Necessary (but not sufficient conditions) for e-commerce success are a) remarkable, unique and branded experience and remarkable, unique and branded service; do what Apple, Tiffany & Co., Coach, Lululemon do in bricks and mortar commerce, but online
The Kitcatt Nohr loyalty club curse appears to have struck again after it was revealed that its Starbucks client is talking to rival agencies about its direct marketing and CRM account.
Publicis-owned Kitcatt Nohr has held the coffee chain’s business since 2011, when it beat off Havas EHS to become Starbucks’ first dedicated UK direct agency. It went on to devise the My Starbucks Rewards card, which allows customers to collect “stars” each time they buy a drink, and is also available as a mobile app.
Teradata (NYSE: TDC), the analytic data platforms, marketing applications and services company, today announced the findings of a global study of senior digital marketers strategic priorities for technology investment for 2015 and beyond.
Two-thirds (62%) of respondents cited improving customer satisfaction as their top reason for investing in more technology. Becoming more customer-centric was found [more…]
With 21 million people following her on Facebook and 18 million on Twitter, pop singer Ariana Grande can’t personally chat with each of her loves, as she affectionately calls her fans.
So she and many other stars are spreading their messages through new-style social networks, via mobile apps that are more associated with private, intimate conversation, hoping that marketing in a cozier digital setting adds a breath of warmth and a dash of personality.
It’s the Internet’s equivalent of mailing postcards rather than plastering a billboard. [more…]
As regular readers of theMarketingblog will know we often find and report on articles at H&C News
What is a “brand promise”?
It’s simply what it says it is, a promise from the brand to its customer. They are shaped by many factors. The brand offer, the marketplace it operates in, the capability of the brand and in some cases the promises of competing brands.
Today's generation of increasingly child-centric parents will smile in recognition at this U.K. spot for the Volkswagen Tiguan, which highlights the lengths they will go to for their kids with a gentle, wry humour.

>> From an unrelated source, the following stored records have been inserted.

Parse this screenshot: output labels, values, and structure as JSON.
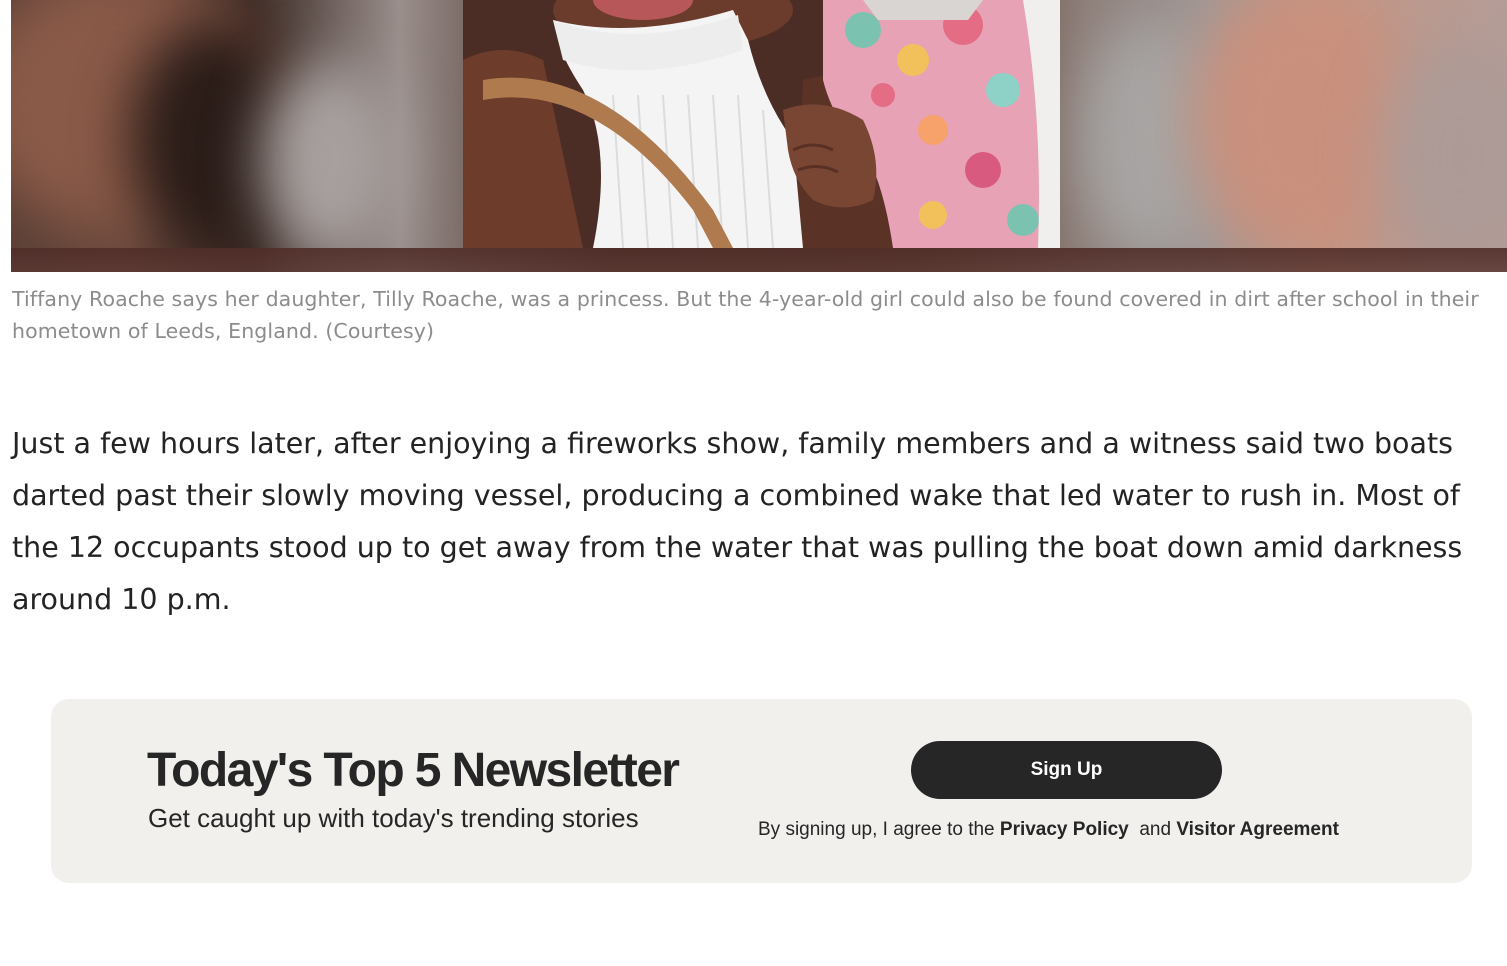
{
  "caption": "Tiffany Roache says her daughter, Tilly Roache, was a princess. But the 4-year-old girl could also be found covered in dirt after school in their hometown of Leeds, England. (Courtesy)",
  "article_paragraph": "Just a few hours later, after enjoying a fireworks show, family members and a witness said two boats darted past their slowly moving vessel, producing a combined wake that led water to rush in. Most of the 12 occupants stood up to get away from the water that was pulling the boat down amid darkness around 10 p.m.",
  "newsletter": {
    "title": "Today's Top 5 Newsletter",
    "subtitle": "Get caught up with today's trending stories",
    "signup_label": "Sign Up",
    "legal_prefix": "By signing up, I agree to the",
    "privacy_policy_label": "Privacy Policy",
    "legal_and": "and",
    "visitor_agreement_label": "Visitor Agreement"
  },
  "colors": {
    "body_text": "#232323",
    "caption_text": "#8c8c8c",
    "newsletter_bg": "#f1f0ed",
    "button_bg": "#262626",
    "button_text": "#ffffff"
  }
}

It features a dad who looks increasingly wistful as he misses out on a golf trip to take his daughter to ballet, is marched off to a kid-friendly eaterie, sits watching "The Powerpuff Girls" with his daughter, and misses the goal in a soccer match because his son's in the bathroom.

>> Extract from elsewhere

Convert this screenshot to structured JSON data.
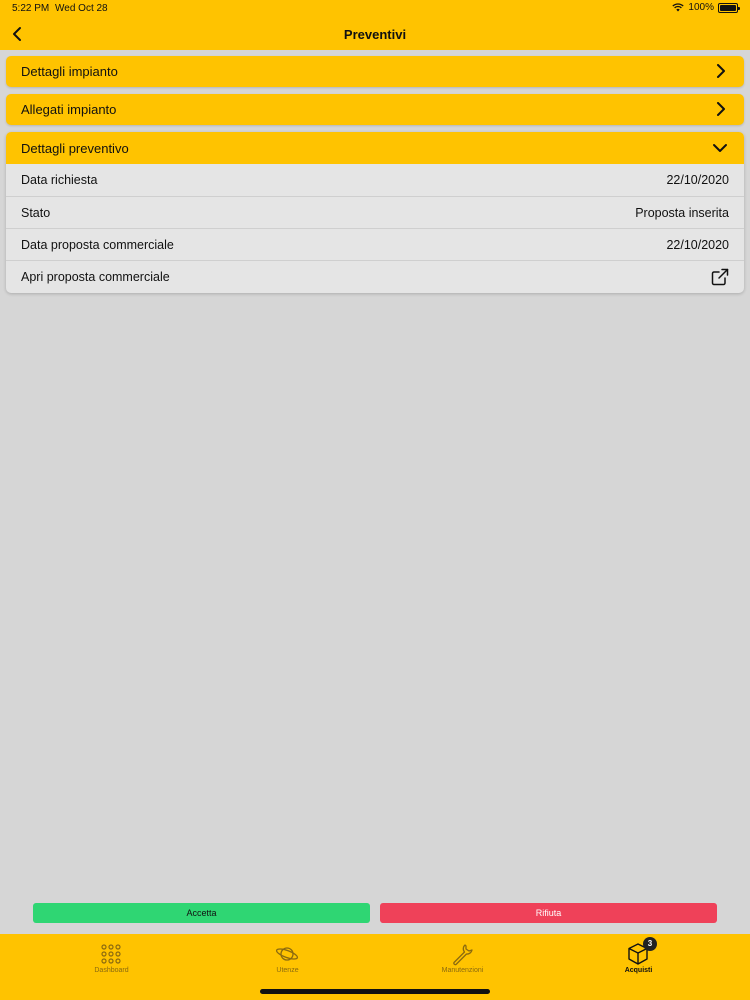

AffiliRed (www.affilired.com), the performance marketing company for the travel and tourism sector, has appointed Irene Otero in a strategic move that focuses on driving business in critical European markets .
A graduate in Cultural Communication and Journalism, Irene has a great deal of experience in marketing and PR, with previous roles in the audio-visual sector as well as international promotion for the Ministry of Foreign Affairs in Spain.